[Try it]: Find every line in the entries that holds the string "Guitar" and report it.

[Extracted entries]:

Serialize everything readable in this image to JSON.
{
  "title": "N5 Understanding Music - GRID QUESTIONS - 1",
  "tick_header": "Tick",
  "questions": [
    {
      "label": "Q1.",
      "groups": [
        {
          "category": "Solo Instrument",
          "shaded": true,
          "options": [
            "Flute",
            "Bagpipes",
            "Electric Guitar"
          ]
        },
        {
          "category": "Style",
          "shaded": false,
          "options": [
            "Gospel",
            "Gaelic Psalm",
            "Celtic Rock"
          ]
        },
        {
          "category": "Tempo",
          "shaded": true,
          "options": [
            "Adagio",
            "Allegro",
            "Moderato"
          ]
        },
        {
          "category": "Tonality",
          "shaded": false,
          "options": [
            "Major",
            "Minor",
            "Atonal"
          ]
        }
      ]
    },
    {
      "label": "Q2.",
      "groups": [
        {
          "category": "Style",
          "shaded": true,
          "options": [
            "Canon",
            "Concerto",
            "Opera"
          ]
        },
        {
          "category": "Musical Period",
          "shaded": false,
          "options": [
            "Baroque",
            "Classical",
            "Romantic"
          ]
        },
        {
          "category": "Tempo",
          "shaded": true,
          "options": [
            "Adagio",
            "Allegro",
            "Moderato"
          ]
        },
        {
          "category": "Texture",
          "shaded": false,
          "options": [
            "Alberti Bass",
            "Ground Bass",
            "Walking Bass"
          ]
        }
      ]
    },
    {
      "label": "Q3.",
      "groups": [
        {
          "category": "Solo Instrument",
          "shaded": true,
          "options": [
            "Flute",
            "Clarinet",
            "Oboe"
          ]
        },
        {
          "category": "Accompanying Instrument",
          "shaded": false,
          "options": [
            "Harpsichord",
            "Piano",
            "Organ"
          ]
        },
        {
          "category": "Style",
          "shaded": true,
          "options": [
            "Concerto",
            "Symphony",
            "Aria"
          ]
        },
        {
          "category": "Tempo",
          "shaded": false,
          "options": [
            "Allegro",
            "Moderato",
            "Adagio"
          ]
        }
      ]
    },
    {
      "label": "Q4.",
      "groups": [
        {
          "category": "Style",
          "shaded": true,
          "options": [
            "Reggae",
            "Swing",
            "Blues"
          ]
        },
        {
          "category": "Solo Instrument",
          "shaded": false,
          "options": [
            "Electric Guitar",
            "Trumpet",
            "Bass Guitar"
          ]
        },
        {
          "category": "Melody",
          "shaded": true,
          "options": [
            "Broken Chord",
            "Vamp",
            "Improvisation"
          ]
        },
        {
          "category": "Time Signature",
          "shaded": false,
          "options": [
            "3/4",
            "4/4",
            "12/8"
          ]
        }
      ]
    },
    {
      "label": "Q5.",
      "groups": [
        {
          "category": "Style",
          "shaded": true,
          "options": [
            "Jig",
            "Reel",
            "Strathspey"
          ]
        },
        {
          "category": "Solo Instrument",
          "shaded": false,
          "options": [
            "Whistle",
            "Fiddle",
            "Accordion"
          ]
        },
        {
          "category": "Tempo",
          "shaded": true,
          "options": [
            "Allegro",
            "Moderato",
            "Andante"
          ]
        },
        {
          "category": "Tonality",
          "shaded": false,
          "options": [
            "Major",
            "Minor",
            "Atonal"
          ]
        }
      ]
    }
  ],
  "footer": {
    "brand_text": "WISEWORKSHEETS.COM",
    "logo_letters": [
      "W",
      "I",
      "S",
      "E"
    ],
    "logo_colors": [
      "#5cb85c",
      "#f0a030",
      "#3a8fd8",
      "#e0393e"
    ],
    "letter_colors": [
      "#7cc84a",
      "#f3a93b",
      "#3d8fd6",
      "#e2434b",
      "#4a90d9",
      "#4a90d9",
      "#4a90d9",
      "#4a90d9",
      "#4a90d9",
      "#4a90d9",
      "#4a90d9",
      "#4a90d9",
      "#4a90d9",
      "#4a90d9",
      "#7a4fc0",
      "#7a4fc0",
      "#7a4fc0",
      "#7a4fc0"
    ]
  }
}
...
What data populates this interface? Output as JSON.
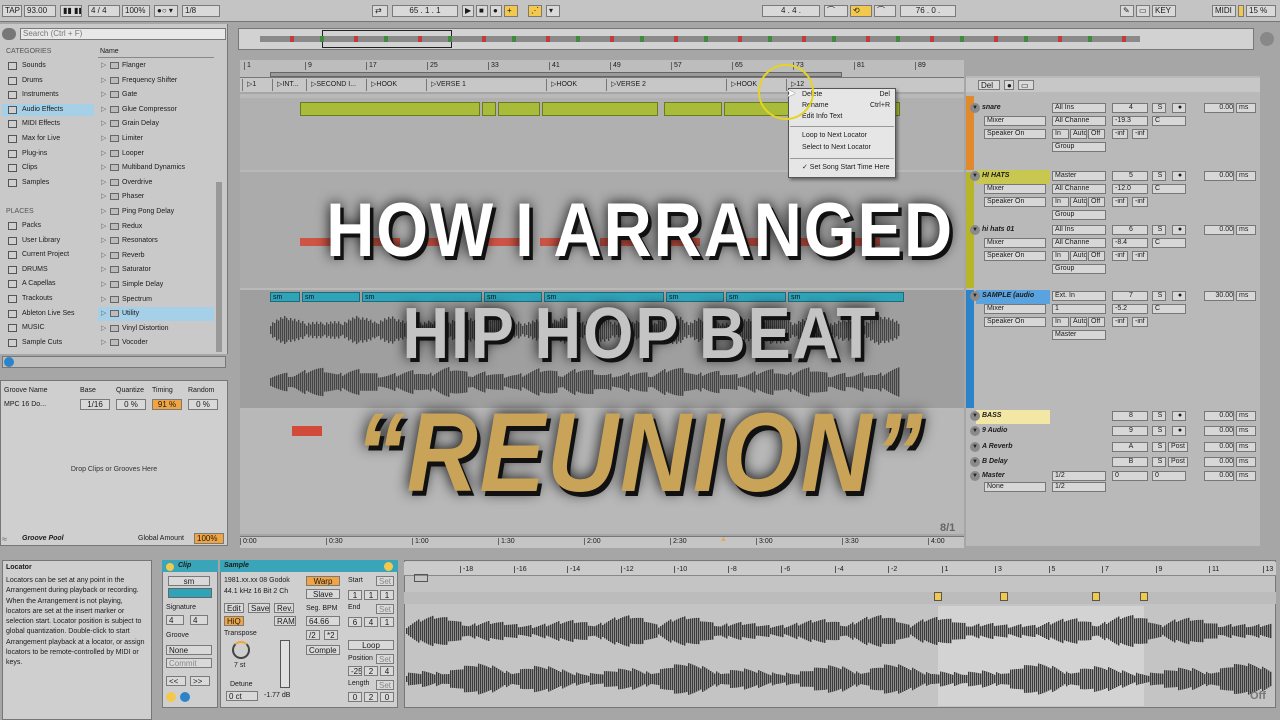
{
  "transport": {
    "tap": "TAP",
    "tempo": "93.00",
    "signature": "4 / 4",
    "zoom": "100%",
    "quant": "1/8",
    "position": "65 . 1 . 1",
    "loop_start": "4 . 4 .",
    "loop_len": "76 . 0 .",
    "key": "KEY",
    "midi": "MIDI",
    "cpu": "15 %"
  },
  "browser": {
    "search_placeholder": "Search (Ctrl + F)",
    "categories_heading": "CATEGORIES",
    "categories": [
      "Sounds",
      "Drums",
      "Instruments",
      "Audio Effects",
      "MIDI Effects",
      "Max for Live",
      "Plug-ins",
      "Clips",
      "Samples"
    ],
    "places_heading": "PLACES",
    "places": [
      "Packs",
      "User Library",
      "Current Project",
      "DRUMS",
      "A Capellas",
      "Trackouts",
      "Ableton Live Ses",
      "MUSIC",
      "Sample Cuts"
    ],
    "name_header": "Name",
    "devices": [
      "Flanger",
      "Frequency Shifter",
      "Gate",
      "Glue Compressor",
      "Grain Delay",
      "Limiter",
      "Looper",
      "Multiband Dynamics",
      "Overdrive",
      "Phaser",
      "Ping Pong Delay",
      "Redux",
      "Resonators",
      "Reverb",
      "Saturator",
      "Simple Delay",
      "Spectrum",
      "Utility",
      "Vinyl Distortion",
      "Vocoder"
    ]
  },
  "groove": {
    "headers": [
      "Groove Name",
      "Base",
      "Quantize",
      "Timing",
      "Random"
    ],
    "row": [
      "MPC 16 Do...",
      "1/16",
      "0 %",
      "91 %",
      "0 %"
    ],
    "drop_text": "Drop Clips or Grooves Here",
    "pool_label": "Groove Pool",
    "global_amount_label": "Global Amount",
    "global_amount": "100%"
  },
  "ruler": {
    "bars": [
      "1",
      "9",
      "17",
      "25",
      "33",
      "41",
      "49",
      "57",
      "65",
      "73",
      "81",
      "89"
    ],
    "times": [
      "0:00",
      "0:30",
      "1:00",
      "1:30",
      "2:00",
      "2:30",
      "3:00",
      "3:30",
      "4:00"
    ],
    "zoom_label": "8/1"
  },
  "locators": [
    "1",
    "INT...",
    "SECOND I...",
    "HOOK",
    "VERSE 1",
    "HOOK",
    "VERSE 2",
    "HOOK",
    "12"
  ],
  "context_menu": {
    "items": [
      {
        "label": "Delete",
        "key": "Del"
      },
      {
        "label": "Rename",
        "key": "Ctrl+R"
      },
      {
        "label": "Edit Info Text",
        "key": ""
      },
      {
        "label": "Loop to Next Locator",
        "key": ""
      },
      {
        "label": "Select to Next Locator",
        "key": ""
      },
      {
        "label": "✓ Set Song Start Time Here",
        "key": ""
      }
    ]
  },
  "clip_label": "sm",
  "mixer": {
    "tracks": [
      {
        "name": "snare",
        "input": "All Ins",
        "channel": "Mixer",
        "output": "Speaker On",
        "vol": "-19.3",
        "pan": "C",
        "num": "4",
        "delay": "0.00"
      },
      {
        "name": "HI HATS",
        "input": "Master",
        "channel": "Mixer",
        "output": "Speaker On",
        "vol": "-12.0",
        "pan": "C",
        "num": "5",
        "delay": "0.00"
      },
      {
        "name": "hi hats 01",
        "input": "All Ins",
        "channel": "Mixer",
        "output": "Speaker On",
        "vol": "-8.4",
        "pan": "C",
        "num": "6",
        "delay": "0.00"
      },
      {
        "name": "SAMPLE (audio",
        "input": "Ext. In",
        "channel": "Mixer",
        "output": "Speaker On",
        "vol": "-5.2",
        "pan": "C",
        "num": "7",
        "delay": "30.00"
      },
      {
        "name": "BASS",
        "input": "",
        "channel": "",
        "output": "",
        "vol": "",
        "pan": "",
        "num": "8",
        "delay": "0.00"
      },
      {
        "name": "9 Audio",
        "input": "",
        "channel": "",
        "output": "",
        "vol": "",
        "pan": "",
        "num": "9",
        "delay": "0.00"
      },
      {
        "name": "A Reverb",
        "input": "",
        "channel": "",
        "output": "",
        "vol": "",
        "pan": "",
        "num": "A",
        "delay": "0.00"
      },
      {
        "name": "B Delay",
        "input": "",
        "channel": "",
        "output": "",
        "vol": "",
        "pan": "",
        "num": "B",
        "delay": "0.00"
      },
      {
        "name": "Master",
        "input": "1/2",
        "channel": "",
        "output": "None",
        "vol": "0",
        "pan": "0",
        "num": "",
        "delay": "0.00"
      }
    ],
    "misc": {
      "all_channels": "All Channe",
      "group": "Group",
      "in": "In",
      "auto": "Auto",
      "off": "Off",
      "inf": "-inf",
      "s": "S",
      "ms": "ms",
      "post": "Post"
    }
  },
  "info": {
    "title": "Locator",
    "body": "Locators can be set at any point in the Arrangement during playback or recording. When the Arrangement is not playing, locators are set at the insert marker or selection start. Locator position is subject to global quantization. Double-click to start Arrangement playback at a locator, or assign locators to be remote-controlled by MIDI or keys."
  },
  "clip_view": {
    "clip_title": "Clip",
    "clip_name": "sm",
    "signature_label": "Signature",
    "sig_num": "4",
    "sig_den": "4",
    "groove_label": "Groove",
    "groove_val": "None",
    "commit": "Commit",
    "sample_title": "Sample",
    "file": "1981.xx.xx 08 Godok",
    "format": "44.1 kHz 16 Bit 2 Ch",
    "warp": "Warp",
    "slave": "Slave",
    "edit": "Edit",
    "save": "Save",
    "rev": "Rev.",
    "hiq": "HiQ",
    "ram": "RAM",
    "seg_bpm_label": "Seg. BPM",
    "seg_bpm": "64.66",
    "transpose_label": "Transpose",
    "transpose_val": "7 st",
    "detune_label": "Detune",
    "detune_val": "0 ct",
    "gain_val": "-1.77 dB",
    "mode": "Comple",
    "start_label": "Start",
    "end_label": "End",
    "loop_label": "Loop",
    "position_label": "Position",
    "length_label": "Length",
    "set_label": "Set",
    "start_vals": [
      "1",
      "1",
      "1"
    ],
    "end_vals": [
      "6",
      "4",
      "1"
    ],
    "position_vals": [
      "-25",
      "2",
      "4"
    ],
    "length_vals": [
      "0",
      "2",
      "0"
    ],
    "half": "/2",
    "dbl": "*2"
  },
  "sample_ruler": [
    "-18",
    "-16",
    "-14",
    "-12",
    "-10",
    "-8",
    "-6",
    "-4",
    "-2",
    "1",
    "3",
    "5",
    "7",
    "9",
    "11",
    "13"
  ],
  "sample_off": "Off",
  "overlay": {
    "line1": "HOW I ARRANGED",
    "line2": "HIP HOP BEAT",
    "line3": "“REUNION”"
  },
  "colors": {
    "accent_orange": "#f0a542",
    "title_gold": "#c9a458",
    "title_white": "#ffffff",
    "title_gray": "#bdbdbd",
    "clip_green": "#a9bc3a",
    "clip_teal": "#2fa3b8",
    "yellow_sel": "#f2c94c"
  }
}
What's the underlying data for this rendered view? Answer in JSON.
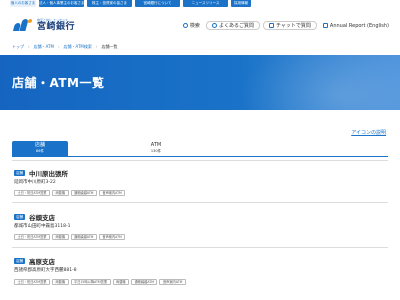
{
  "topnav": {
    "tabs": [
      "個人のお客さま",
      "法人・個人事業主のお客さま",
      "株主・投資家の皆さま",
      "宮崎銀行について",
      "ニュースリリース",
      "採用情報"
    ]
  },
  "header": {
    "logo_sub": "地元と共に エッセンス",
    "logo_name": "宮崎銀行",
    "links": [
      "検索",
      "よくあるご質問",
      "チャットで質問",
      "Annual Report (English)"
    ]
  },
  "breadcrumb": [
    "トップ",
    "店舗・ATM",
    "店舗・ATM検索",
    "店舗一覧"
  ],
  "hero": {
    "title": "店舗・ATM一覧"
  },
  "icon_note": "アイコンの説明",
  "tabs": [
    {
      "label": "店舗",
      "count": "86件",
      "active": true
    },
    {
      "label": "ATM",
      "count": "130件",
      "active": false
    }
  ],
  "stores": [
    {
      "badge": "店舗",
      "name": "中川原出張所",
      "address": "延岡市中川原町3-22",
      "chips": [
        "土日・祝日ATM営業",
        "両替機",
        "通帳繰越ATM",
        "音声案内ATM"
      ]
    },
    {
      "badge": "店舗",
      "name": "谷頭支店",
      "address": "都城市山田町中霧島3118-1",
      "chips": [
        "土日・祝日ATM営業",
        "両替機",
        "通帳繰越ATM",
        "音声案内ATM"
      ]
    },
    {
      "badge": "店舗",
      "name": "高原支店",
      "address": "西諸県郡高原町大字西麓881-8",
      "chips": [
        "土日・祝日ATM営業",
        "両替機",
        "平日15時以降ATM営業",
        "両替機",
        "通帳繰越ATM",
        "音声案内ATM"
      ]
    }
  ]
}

[Exercise result]:
            "Electric Guitar"
            "Electric Guitar",
            "Bass Guitar"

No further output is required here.